Yes, even to prepare the meal, it required cutting wood for the old iron stove. A mill could be found miles from the farm, but it was used to turn grain into flour for bread. Today, we even have countertop grain mills which are a much smaller version for the venturous cook. Farmers today, sell their crops standing in the ground and no longer worry about transporting to a mill.
A large round container, as if wrapped in tin roofing material, called a cistern was used for catching rain water. This water was used for dish washing in dish pans inside the farm house and for clothes washing outside the house. Scrub boards in large galvanized tubs, smaller than the cistern, but similar in appearance were used for the laundry. Lye soap, often made on hog killing day, was used to bring the garments clean. Wells were dug for drinking water, but some folks would drink from their cisterns.
Women made their soap in large iron pots outside, sitting on bricks high enough to put burning wood under the pot. These pots were black and huge as seen in movies used by witches. Lye soap was nothing but hog lard, water and lye from boiling point to cooling. Commercial lye was plentiful and it made making soap easier. Sometimes borax was added for better lathering, but not always.
On the farm, hog killing was a family event. It not only produced meat, but crackling for bread and lye soap for washing. The old farmers had smoke houses or plank buildings in which to smoke the hog meat or other meat. Crackling came from fat and skin boiled down or fried crisp for cornbread. In the spelling, the "g" was dropped and old timers called it Cracklin Bread. The larger the family the more hogs were killed between Thanksgiving and Christmas. As soon as summer was over and the days cooled down, the farmer knew it was hog killing time.
In the good ole summertime, the best part of the year was watermelon season. Just bursting open the watermelon and eating the heart, which is the sweetest part, then throwing the remains to the hogs. Also shucking corn, filling a large pot with water and boiling corn on the cob was another summer treat. It was called the "Good Life."
Every farm had a milk cow for milk and butter. And usually more than one, because ten-gallon milk cans were needed for transporting milk to the house or to the neighbor. Stoneware milk churns for making butter were an after supper pasttime. Sometimes the old cows would get into bitterweed that could be tasted in the milk. The farmer would destroy all yellow flowering bitterweed that he could find.
Hitching the team of plow horses to a wagon and travelling miles into town or to a mill was common practice for farmers. Often he'd hitch up the team, ride into town to the courthouse and be the juror for a day. Going to bed early and getting up early was survival mode. Oh, yes, the chickens and getting up early was the rooster's job and laying eggs was the hens. Chickens gave the farmers meat and eggs continually. He wrung the chicken's neck, boiled her in water, plucked her feathers for feather beds and feather pillow and then fried her meat in a skillet. Flour and milk battered chicken is eaten all over the world today.
The out house was another use for the commercial lye purchased by the farmer to keep down the flies. In simple terms, this was the farmer's toilet.

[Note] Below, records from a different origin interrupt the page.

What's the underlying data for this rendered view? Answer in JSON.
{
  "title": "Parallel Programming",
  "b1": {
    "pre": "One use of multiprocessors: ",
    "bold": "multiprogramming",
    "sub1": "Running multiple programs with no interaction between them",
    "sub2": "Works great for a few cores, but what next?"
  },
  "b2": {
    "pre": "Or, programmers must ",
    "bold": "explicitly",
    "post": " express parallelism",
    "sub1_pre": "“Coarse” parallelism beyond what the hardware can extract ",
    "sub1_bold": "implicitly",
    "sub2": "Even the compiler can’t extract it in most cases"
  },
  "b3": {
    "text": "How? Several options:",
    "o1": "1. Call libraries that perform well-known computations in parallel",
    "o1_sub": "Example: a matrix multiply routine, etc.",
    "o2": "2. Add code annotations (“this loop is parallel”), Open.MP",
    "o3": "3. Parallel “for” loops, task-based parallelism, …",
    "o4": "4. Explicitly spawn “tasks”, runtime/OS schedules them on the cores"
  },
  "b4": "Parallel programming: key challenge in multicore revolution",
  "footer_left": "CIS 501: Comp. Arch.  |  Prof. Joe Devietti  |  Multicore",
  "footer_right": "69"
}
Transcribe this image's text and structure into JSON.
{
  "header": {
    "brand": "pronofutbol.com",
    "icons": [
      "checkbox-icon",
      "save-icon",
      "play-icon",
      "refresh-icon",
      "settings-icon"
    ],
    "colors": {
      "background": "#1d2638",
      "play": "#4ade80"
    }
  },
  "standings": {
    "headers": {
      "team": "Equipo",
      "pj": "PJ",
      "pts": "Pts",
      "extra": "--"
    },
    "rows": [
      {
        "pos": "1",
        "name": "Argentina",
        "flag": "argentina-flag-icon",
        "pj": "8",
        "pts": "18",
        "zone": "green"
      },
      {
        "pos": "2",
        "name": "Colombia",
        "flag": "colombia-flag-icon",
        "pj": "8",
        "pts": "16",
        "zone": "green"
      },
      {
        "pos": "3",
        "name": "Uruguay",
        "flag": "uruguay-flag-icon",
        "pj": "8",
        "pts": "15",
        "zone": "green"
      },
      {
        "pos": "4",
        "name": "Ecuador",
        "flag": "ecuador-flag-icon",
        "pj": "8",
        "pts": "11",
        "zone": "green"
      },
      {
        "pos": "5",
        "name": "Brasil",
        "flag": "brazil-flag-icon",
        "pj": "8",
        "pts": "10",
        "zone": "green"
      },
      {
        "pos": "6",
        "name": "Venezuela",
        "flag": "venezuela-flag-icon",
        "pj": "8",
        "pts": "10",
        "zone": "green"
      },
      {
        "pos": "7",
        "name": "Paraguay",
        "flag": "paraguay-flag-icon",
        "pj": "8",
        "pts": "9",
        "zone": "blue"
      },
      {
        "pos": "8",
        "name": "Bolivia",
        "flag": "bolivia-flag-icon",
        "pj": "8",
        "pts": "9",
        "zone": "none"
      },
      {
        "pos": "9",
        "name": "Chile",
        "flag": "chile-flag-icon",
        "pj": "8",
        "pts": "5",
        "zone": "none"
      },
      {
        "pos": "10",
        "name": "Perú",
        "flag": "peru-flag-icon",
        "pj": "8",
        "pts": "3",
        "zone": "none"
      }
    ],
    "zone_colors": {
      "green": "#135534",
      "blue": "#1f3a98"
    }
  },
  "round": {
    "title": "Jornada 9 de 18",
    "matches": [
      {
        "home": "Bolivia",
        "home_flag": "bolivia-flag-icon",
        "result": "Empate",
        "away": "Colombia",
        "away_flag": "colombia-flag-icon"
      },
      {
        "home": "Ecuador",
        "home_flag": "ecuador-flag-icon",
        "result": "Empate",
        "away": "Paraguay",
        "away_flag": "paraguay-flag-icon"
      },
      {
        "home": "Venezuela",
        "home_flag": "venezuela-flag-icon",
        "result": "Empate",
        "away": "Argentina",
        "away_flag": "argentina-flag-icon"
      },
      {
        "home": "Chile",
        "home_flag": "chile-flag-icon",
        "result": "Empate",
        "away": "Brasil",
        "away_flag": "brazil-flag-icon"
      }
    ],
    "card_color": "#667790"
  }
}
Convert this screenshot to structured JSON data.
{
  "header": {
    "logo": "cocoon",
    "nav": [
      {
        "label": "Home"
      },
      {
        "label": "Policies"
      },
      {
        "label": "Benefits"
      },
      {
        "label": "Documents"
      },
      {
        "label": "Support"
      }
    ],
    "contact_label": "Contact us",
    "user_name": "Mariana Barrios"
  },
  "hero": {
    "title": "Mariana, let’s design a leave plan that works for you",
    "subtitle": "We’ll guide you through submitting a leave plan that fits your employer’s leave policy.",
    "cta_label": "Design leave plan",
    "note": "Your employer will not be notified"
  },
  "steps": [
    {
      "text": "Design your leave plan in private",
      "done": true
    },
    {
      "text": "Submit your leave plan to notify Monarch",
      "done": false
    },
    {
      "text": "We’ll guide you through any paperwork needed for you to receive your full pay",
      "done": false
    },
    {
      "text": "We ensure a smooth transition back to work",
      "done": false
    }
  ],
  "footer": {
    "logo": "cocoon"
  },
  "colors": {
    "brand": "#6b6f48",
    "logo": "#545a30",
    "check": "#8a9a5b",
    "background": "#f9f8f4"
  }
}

An elaborate out house had three seats, but to a farmer with thirteen children is was a necessity.
Storm cellars were dug underground for protection from tornadoes. Also used for keeping canned goods cool, because the earth underground is roughly forty degrees if dug at least five feet down. Another name is root cellar and by all means watch out for the spiders.

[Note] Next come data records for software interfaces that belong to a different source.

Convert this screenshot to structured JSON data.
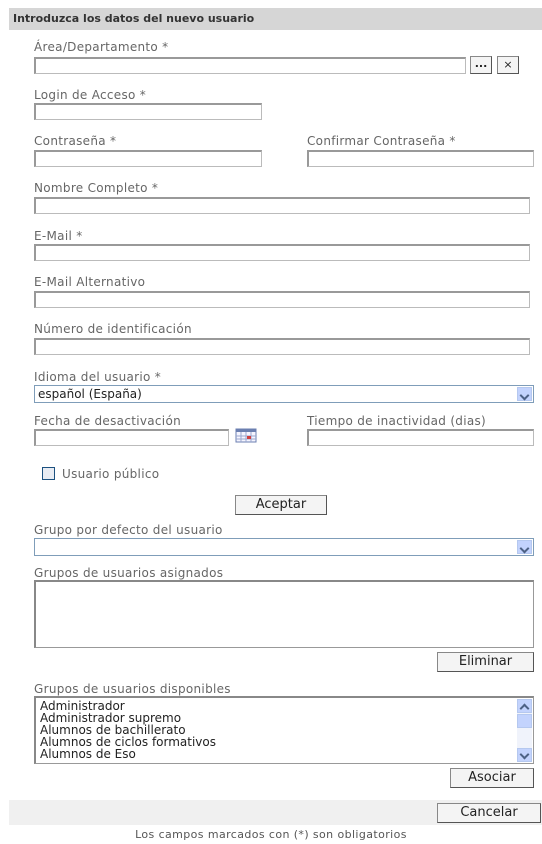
{
  "header": {
    "title": "Introduzca los datos del nuevo usuario"
  },
  "area": {
    "label": "Área/Departamento *",
    "value": "",
    "browse_label": "...",
    "clear_label": "×"
  },
  "login": {
    "label": "Login de Acceso *",
    "value": ""
  },
  "password": {
    "label": "Contraseña *",
    "value": ""
  },
  "confirm_password": {
    "label": "Confirmar Contraseña *",
    "value": ""
  },
  "full_name": {
    "label": "Nombre Completo *",
    "value": ""
  },
  "email": {
    "label": "E-Mail *",
    "value": ""
  },
  "alt_email": {
    "label": "E-Mail Alternativo",
    "value": ""
  },
  "id_number": {
    "label": "Número de identificación",
    "value": ""
  },
  "language": {
    "label": "Idioma del usuario *",
    "selected": "español (España)"
  },
  "deactivation_date": {
    "label": "Fecha de desactivación",
    "value": "",
    "icon": "calendar-icon"
  },
  "inactivity": {
    "label": "Tiempo de inactividad (dias)",
    "value": ""
  },
  "public_user": {
    "label": "Usuario público",
    "checked": false
  },
  "accept_button": {
    "label": "Aceptar"
  },
  "default_group": {
    "label": "Grupo por defecto del usuario",
    "selected": ""
  },
  "assigned_groups": {
    "label": "Grupos de usuarios asignados",
    "items": [],
    "remove_label": "Eliminar"
  },
  "available_groups": {
    "label": "Grupos de usuarios disponibles",
    "items": [
      "Administrador",
      "Administrador supremo",
      "Alumnos de bachillerato",
      "Alumnos de ciclos formativos",
      "Alumnos de Eso"
    ],
    "associate_label": "Asociar"
  },
  "cancel_button": {
    "label": "Cancelar"
  },
  "footer": {
    "note": "Los campos marcados con (*) son obligatorios"
  },
  "colors": {
    "header_bg": "#d6d6d6",
    "select_arrow": "#c3d3fd",
    "border": "#7f9db9"
  }
}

Believe it or not, but feed sacks from flour mills were made out of beautiful material. So pretty was the material that women made dresses from the feed sacks for themselves and their children. A child had two outfits, one for work and one for school and church. Church was very important. In Sunday School the children learned about the God of Creation. Bible reading was done in the evening by candle or Kerosene lamp. Even though Texas has its own power grid and most people had electricity in the nineteen thirties, many farmers were reluctant to hook up to electricity. The old farmer called on the Lord many times for rain and when the rain came, he never forgot to thank God for the rain. The rain was far more important than electricity and it still is to this very day.

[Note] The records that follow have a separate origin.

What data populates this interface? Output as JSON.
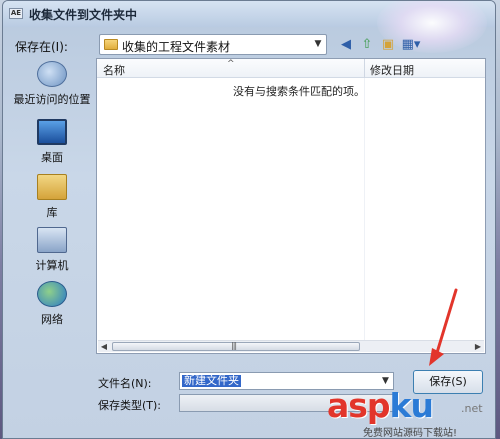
{
  "window": {
    "title": "收集文件到文件夹中",
    "icon_text": "AE"
  },
  "toolbar": {
    "save_in_label": "保存在(I):",
    "path_value": "收集的工程文件素材",
    "icons": [
      "back-icon",
      "up-folder-icon",
      "new-folder-icon",
      "view-menu-icon"
    ]
  },
  "places": [
    {
      "label": "最近访问的位置",
      "icon": "recent-places-icon"
    },
    {
      "label": "桌面",
      "icon": "desktop-icon"
    },
    {
      "label": "库",
      "icon": "libraries-icon"
    },
    {
      "label": "计算机",
      "icon": "computer-icon"
    },
    {
      "label": "网络",
      "icon": "network-icon"
    }
  ],
  "list": {
    "columns": [
      "名称",
      "修改日期"
    ],
    "empty_message": "没有与搜索条件匹配的项。"
  },
  "form": {
    "filename_label": "文件名(N):",
    "filename_value": "新建文件夹",
    "filetype_label": "保存类型(T):",
    "save_label": "保存(S)"
  },
  "watermark": {
    "main_a": "asp",
    "main_b": "ku",
    "net": ".net",
    "sub": "免费网站源码下载站!"
  },
  "colors": {
    "selection": "#3367c9",
    "arrow": "#e2352b",
    "watermark_blue": "#2b7bd6"
  }
}
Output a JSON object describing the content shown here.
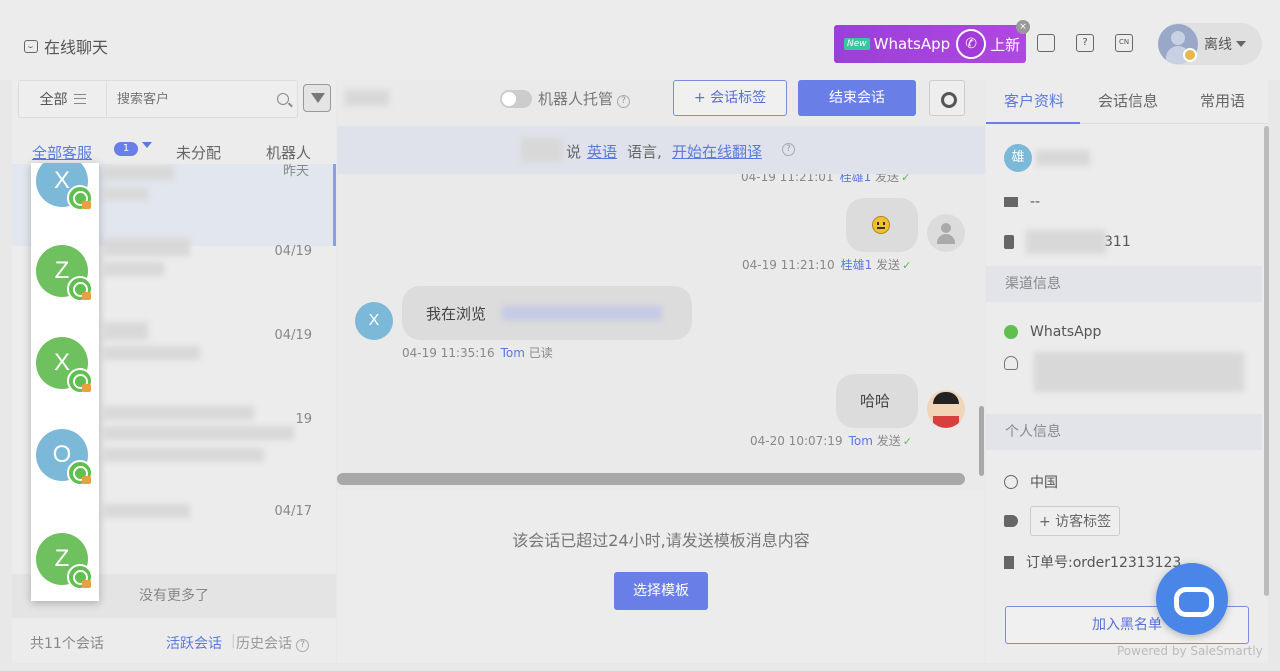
{
  "header": {
    "title": "在线聊天",
    "banner": {
      "new_tag": "New",
      "brand": "WhatsApp",
      "label": "上新"
    },
    "lang_icon_text": "CN",
    "help_icon_text": "?",
    "user": {
      "status": "离线"
    }
  },
  "sidebar": {
    "filter_label": "全部",
    "search_placeholder": "搜索客户",
    "tabs": [
      {
        "label": "全部客服",
        "badge": "1"
      },
      {
        "label": "未分配"
      },
      {
        "label": "机器人"
      }
    ],
    "conversations": [
      {
        "time": "昨天",
        "initial": "X",
        "color": "#7cb8d8"
      },
      {
        "time": "04/19",
        "initial": "Z",
        "color": "#6fc05f"
      },
      {
        "time": "04/19",
        "initial": "X",
        "color": "#6fc05f"
      },
      {
        "time": "19",
        "initial": "O",
        "color": "#7cb8d8"
      },
      {
        "time": "04/17",
        "initial": "Z",
        "color": "#6fc05f"
      }
    ],
    "no_more": "没有更多了",
    "footer": {
      "count": "共11个会话",
      "active": "活跃会话",
      "history": "历史会话"
    }
  },
  "chat": {
    "robot_label": "机器人托管",
    "tag_button": "+ 会话标签",
    "end_button": "结束会话",
    "translate": {
      "says": "说",
      "lang": "英语",
      "lang_suffix": "语言,",
      "start": "开始在线翻译"
    },
    "messages": [
      {
        "text": "",
        "meta_time": "04-19 11:21:10",
        "meta_who": "桂雄1",
        "meta_status": "发送"
      },
      {
        "text": "我在浏览",
        "meta_time": "04-19 11:35:16",
        "meta_who": "Tom",
        "meta_status": "已读"
      },
      {
        "text": "哈哈",
        "meta_time": "04-20 10:07:19",
        "meta_who": "Tom",
        "meta_status": "发送"
      }
    ],
    "partial_meta": {
      "time": "04-19 11:21:01",
      "who": "桂雄1",
      "status": "发送"
    },
    "customer_initial": "X",
    "notice": "该会话已超过24小时,请发送模板消息内容",
    "template_button": "选择模板"
  },
  "profile": {
    "tabs": [
      "客户资料",
      "会话信息",
      "常用语"
    ],
    "name_initial": "雄",
    "email": "--",
    "phone_suffix": "311",
    "channel_section": "渠道信息",
    "channel": "WhatsApp",
    "personal_section": "个人信息",
    "country": "中国",
    "visitor_tag_button": "+ 访客标签",
    "order": "订单号:order12313123",
    "blacklist_button": "加入黑名单"
  },
  "powered_by": "Powered by SaleSmartly"
}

Sears and Roebuck Catalog was where the farmer would dream. By the time the new catalog came out the old one had curled edges, missing pages and all from constant use. The catalog was the wish book of years past.
It was standard equipment on farms to see a pair of plow horses, plow, wagon, cows, chickens, smoke house, out house, storm cellar, well, cistern, fence and of course the old plank farm house with large porch. And all of this the farmer called home. Some houses were divided down the middle with a breeze way. Breeze way meaning the wind could blow through the house and keep it cool for sleeping. The old farm could sustain life without the farmer and his family ever leaving it.